** DATA FOR THIS EXERCISE follows **

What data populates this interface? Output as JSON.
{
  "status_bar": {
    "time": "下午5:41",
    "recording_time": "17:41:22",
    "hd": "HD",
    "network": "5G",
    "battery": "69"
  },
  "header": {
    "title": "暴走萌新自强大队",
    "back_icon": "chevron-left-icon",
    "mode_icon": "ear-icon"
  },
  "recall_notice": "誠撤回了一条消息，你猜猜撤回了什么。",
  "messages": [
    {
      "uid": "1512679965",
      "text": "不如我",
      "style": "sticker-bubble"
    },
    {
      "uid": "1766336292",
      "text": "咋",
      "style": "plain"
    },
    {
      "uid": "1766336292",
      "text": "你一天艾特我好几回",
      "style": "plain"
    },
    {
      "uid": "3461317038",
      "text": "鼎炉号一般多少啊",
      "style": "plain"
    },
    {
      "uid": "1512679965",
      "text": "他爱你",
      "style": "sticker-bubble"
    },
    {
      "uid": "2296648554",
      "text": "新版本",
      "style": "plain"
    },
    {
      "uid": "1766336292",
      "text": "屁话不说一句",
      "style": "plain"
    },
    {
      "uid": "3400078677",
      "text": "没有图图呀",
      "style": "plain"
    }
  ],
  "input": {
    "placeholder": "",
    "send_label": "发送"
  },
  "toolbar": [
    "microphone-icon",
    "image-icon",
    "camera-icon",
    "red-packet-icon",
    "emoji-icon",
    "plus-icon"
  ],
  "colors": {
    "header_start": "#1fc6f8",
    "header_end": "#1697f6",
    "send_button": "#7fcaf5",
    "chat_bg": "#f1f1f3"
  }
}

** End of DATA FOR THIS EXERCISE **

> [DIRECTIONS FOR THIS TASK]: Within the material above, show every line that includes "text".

> [TASK RESPONSE]:
      "text": "不如我",
      "text": "咋",
      "text": "你一天艾特我好几回",
      "text": "鼎炉号一般多少啊",
      "text": "他爱你",
      "text": "新版本",
      "text": "屁话不说一句",
      "text": "没有图图呀",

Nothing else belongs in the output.